(THE DATA Opens)

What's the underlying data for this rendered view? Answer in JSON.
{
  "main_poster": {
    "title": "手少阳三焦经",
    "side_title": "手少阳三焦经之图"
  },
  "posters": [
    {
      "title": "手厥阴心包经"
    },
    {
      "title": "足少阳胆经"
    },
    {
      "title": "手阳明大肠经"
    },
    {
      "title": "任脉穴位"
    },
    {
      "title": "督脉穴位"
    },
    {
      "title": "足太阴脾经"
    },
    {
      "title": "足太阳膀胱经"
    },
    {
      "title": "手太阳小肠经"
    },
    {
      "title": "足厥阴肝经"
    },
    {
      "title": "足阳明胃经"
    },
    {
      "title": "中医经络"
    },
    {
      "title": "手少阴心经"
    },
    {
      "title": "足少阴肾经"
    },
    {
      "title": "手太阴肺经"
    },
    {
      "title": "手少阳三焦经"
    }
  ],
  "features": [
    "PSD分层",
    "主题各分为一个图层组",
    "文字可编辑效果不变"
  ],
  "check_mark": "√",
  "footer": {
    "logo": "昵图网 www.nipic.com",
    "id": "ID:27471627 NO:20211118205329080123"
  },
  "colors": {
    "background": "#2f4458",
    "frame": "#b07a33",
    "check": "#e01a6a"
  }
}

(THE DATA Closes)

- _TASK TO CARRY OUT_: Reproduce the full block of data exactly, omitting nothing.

- _RESPONSE TO THE TASK_:
What's the underlying data for this rendered view? Answer in JSON.
{
  "main_poster": {
    "title": "手少阳三焦经",
    "side_title": "手少阳三焦经之图"
  },
  "posters": [
    {
      "title": "手厥阴心包经"
    },
    {
      "title": "足少阳胆经"
    },
    {
      "title": "手阳明大肠经"
    },
    {
      "title": "任脉穴位"
    },
    {
      "title": "督脉穴位"
    },
    {
      "title": "足太阴脾经"
    },
    {
      "title": "足太阳膀胱经"
    },
    {
      "title": "手太阳小肠经"
    },
    {
      "title": "足厥阴肝经"
    },
    {
      "title": "足阳明胃经"
    },
    {
      "title": "中医经络"
    },
    {
      "title": "手少阴心经"
    },
    {
      "title": "足少阴肾经"
    },
    {
      "title": "手太阴肺经"
    },
    {
      "title": "手少阳三焦经"
    }
  ],
  "features": [
    "PSD分层",
    "主题各分为一个图层组",
    "文字可编辑效果不变"
  ],
  "check_mark": "√",
  "footer": {
    "logo": "昵图网 www.nipic.com",
    "id": "ID:27471627 NO:20211118205329080123"
  },
  "colors": {
    "background": "#2f4458",
    "frame": "#b07a33",
    "check": "#e01a6a"
  }
}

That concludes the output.